> _Provided records_:
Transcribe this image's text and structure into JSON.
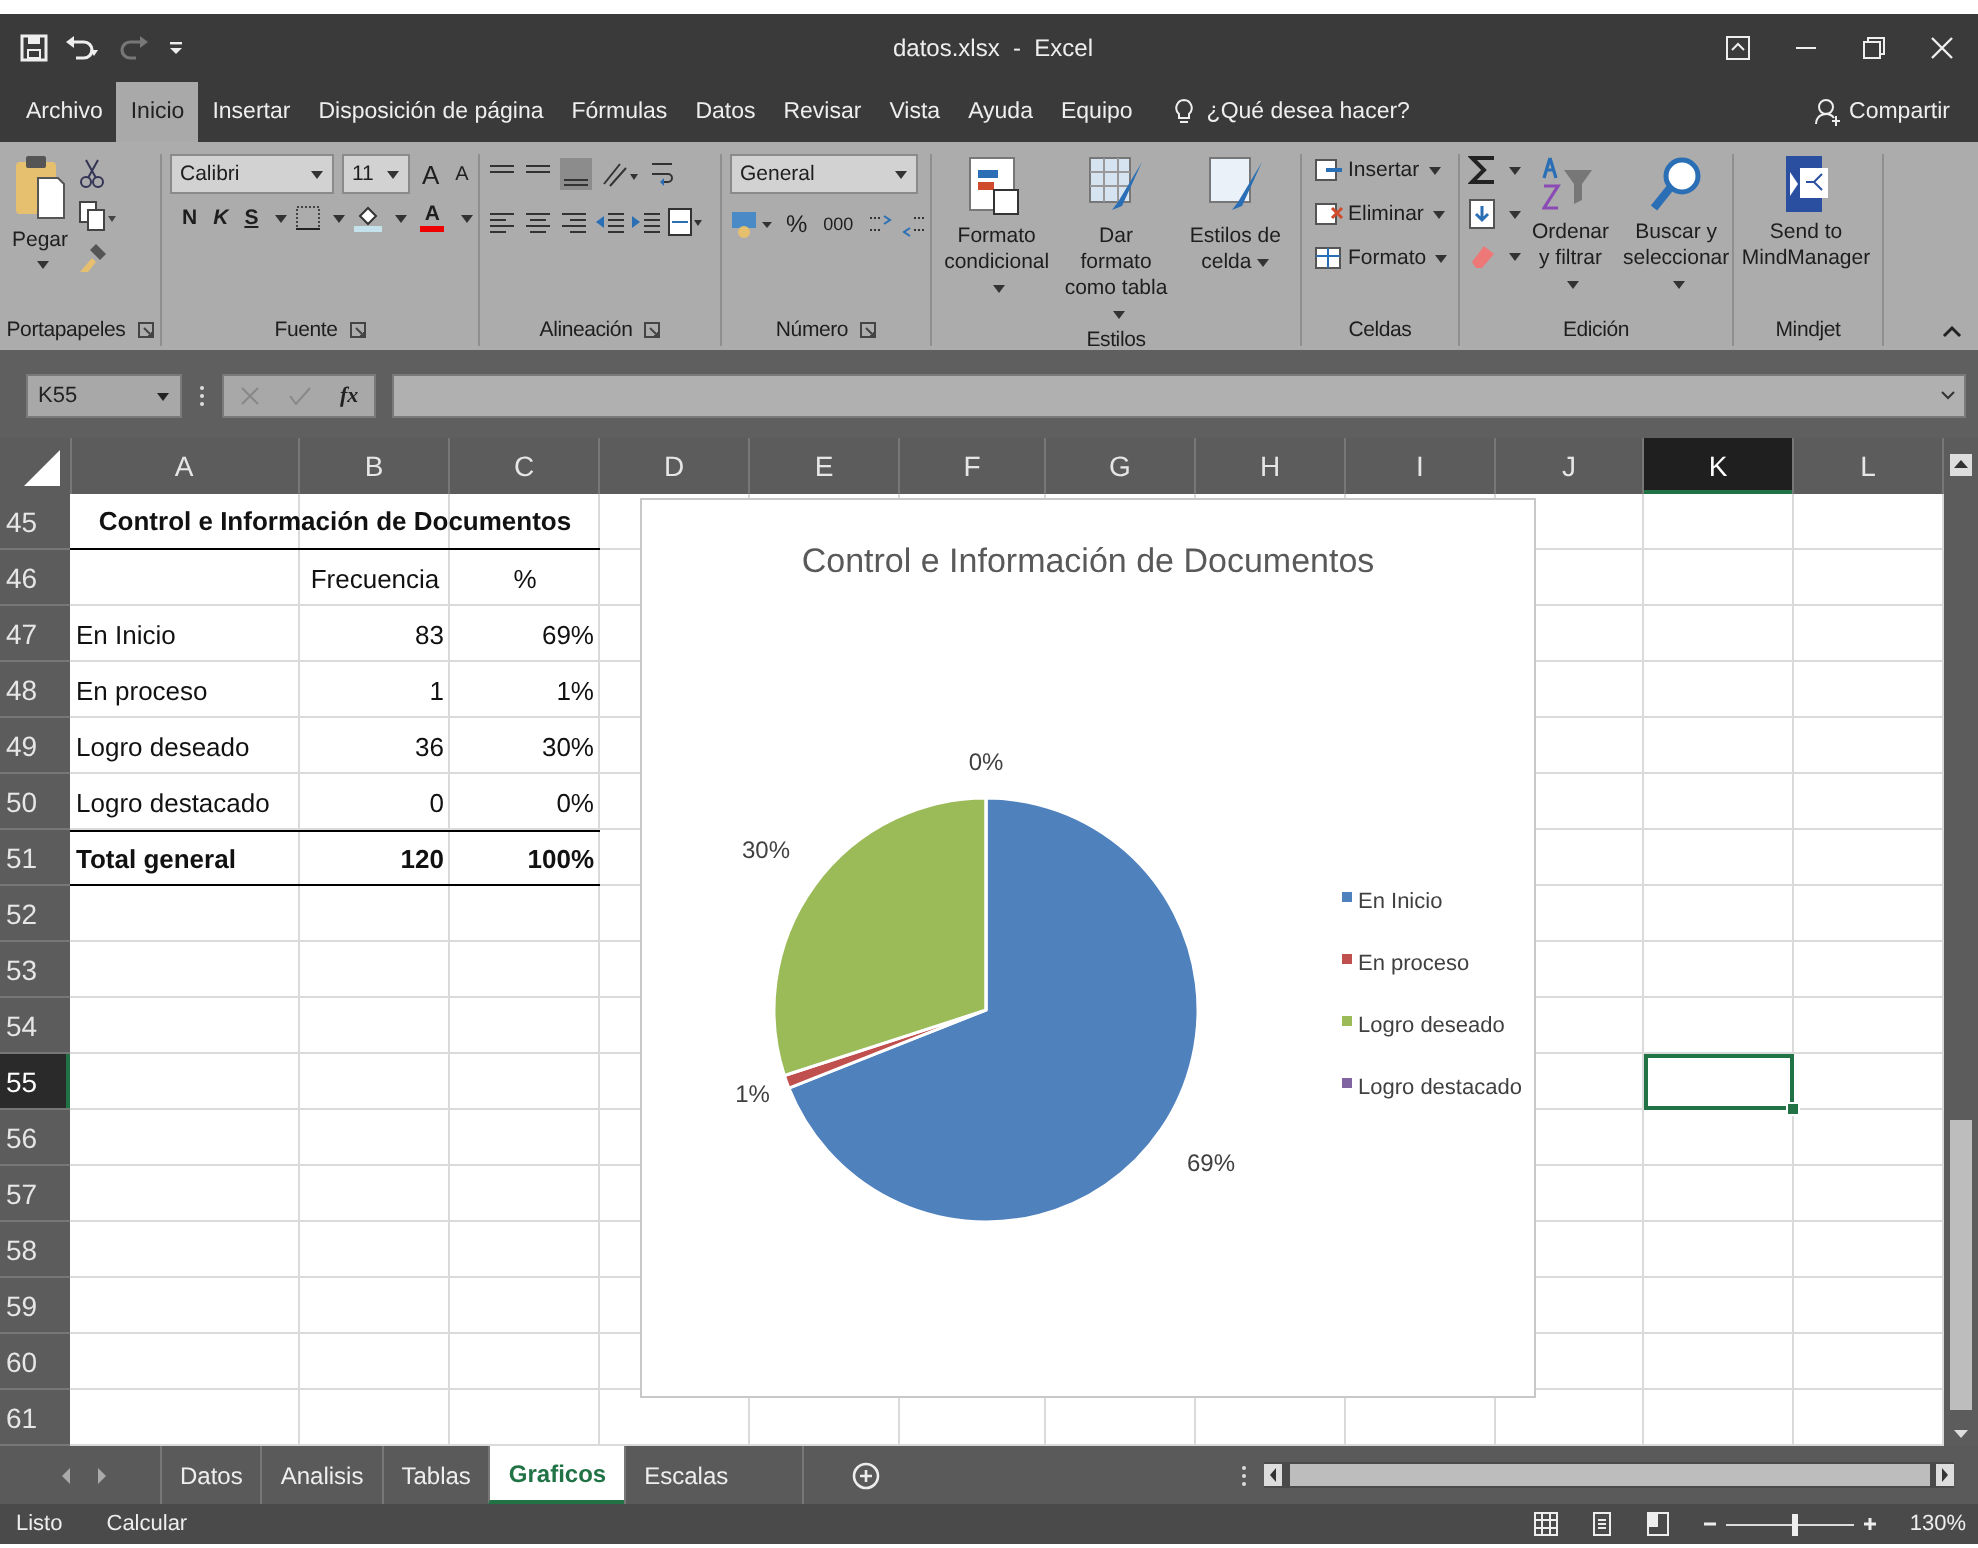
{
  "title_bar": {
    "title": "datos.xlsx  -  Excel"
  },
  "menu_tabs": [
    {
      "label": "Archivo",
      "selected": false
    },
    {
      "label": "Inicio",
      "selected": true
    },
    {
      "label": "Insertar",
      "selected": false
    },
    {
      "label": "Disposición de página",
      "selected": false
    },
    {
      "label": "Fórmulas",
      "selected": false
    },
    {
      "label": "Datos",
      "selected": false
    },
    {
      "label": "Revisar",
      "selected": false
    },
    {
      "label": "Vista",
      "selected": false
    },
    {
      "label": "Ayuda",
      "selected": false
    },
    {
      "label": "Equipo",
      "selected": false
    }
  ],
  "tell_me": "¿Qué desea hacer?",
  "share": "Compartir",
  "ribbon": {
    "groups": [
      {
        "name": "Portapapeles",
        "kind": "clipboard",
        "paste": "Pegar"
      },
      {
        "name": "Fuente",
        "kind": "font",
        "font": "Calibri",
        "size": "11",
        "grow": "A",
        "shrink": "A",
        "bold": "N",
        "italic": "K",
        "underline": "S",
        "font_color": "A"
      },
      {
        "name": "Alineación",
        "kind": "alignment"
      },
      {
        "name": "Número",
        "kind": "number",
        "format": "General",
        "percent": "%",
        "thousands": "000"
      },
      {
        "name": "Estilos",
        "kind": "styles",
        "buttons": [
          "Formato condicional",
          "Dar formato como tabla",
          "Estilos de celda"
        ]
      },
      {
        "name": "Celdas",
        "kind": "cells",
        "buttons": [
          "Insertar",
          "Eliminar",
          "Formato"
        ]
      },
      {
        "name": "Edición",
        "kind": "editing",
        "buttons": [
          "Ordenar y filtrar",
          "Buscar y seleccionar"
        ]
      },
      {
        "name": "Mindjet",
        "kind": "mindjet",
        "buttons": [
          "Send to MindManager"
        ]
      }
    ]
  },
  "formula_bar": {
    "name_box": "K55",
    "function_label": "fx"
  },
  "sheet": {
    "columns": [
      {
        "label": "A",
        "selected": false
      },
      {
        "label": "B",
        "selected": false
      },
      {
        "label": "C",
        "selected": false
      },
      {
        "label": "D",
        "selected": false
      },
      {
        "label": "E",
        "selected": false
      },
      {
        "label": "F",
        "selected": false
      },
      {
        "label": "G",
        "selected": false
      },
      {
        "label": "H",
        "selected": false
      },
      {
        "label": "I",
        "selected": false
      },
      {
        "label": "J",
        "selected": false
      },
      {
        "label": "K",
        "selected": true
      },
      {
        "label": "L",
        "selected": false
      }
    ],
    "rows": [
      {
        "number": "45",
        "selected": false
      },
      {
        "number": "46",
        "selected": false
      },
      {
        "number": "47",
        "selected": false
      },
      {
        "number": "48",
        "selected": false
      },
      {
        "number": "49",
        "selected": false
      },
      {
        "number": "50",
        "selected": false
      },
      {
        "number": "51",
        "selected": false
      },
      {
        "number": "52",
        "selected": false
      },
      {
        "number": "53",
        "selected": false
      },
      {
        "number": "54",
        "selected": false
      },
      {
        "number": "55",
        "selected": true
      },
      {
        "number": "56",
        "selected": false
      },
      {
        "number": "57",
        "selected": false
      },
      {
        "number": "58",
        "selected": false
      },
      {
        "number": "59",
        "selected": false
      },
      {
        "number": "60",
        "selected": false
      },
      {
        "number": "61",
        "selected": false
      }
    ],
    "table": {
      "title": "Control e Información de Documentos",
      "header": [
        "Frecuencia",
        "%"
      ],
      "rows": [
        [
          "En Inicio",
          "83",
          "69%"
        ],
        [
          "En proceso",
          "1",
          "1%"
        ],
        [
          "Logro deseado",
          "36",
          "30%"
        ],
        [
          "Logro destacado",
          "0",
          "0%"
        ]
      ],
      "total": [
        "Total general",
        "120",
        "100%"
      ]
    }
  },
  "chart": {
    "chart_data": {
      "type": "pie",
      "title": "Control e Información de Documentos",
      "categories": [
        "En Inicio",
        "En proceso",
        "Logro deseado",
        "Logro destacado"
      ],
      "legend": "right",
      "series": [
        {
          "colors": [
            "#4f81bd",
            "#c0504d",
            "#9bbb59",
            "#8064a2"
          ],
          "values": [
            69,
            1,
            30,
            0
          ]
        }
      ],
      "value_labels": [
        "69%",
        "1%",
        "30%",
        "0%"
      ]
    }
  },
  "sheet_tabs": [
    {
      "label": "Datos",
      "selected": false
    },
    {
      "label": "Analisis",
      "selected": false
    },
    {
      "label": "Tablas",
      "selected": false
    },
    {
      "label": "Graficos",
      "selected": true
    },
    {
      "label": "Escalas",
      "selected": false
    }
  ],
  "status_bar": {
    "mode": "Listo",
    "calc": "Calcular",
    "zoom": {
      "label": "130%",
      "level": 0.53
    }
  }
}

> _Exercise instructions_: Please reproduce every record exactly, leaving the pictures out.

> _Output for this exercise_:
Transcribe this image's text and structure into JSON.
{
  "title_bar": {
    "title": "datos.xlsx  -  Excel"
  },
  "menu_tabs": [
    {
      "label": "Archivo",
      "selected": false
    },
    {
      "label": "Inicio",
      "selected": true
    },
    {
      "label": "Insertar",
      "selected": false
    },
    {
      "label": "Disposición de página",
      "selected": false
    },
    {
      "label": "Fórmulas",
      "selected": false
    },
    {
      "label": "Datos",
      "selected": false
    },
    {
      "label": "Revisar",
      "selected": false
    },
    {
      "label": "Vista",
      "selected": false
    },
    {
      "label": "Ayuda",
      "selected": false
    },
    {
      "label": "Equipo",
      "selected": false
    }
  ],
  "tell_me": "¿Qué desea hacer?",
  "share": "Compartir",
  "ribbon": {
    "groups": [
      {
        "name": "Portapapeles",
        "kind": "clipboard",
        "paste": "Pegar"
      },
      {
        "name": "Fuente",
        "kind": "font",
        "font": "Calibri",
        "size": "11",
        "grow": "A",
        "shrink": "A",
        "bold": "N",
        "italic": "K",
        "underline": "S",
        "font_color": "A"
      },
      {
        "name": "Alineación",
        "kind": "alignment"
      },
      {
        "name": "Número",
        "kind": "number",
        "format": "General",
        "percent": "%",
        "thousands": "000"
      },
      {
        "name": "Estilos",
        "kind": "styles",
        "buttons": [
          "Formato condicional",
          "Dar formato como tabla",
          "Estilos de celda"
        ]
      },
      {
        "name": "Celdas",
        "kind": "cells",
        "buttons": [
          "Insertar",
          "Eliminar",
          "Formato"
        ]
      },
      {
        "name": "Edición",
        "kind": "editing",
        "buttons": [
          "Ordenar y filtrar",
          "Buscar y seleccionar"
        ]
      },
      {
        "name": "Mindjet",
        "kind": "mindjet",
        "buttons": [
          "Send to MindManager"
        ]
      }
    ]
  },
  "formula_bar": {
    "name_box": "K55",
    "function_label": "fx"
  },
  "sheet": {
    "columns": [
      {
        "label": "A",
        "selected": false
      },
      {
        "label": "B",
        "selected": false
      },
      {
        "label": "C",
        "selected": false
      },
      {
        "label": "D",
        "selected": false
      },
      {
        "label": "E",
        "selected": false
      },
      {
        "label": "F",
        "selected": false
      },
      {
        "label": "G",
        "selected": false
      },
      {
        "label": "H",
        "selected": false
      },
      {
        "label": "I",
        "selected": false
      },
      {
        "label": "J",
        "selected": false
      },
      {
        "label": "K",
        "selected": true
      },
      {
        "label": "L",
        "selected": false
      }
    ],
    "rows": [
      {
        "number": "45",
        "selected": false
      },
      {
        "number": "46",
        "selected": false
      },
      {
        "number": "47",
        "selected": false
      },
      {
        "number": "48",
        "selected": false
      },
      {
        "number": "49",
        "selected": false
      },
      {
        "number": "50",
        "selected": false
      },
      {
        "number": "51",
        "selected": false
      },
      {
        "number": "52",
        "selected": false
      },
      {
        "number": "53",
        "selected": false
      },
      {
        "number": "54",
        "selected": false
      },
      {
        "number": "55",
        "selected": true
      },
      {
        "number": "56",
        "selected": false
      },
      {
        "number": "57",
        "selected": false
      },
      {
        "number": "58",
        "selected": false
      },
      {
        "number": "59",
        "selected": false
      },
      {
        "number": "60",
        "selected": false
      },
      {
        "number": "61",
        "selected": false
      }
    ],
    "table": {
      "title": "Control e Información de Documentos",
      "header": [
        "Frecuencia",
        "%"
      ],
      "rows": [
        [
          "En Inicio",
          "83",
          "69%"
        ],
        [
          "En proceso",
          "1",
          "1%"
        ],
        [
          "Logro deseado",
          "36",
          "30%"
        ],
        [
          "Logro destacado",
          "0",
          "0%"
        ]
      ],
      "total": [
        "Total general",
        "120",
        "100%"
      ]
    }
  },
  "chart": {
    "chart_data": {
      "type": "pie",
      "title": "Control e Información de Documentos",
      "categories": [
        "En Inicio",
        "En proceso",
        "Logro deseado",
        "Logro destacado"
      ],
      "legend": "right",
      "series": [
        {
          "colors": [
            "#4f81bd",
            "#c0504d",
            "#9bbb59",
            "#8064a2"
          ],
          "values": [
            69,
            1,
            30,
            0
          ]
        }
      ],
      "value_labels": [
        "69%",
        "1%",
        "30%",
        "0%"
      ]
    }
  },
  "sheet_tabs": [
    {
      "label": "Datos",
      "selected": false
    },
    {
      "label": "Analisis",
      "selected": false
    },
    {
      "label": "Tablas",
      "selected": false
    },
    {
      "label": "Graficos",
      "selected": true
    },
    {
      "label": "Escalas",
      "selected": false
    }
  ],
  "status_bar": {
    "mode": "Listo",
    "calc": "Calcular",
    "zoom": {
      "label": "130%",
      "level": 0.53
    }
  }
}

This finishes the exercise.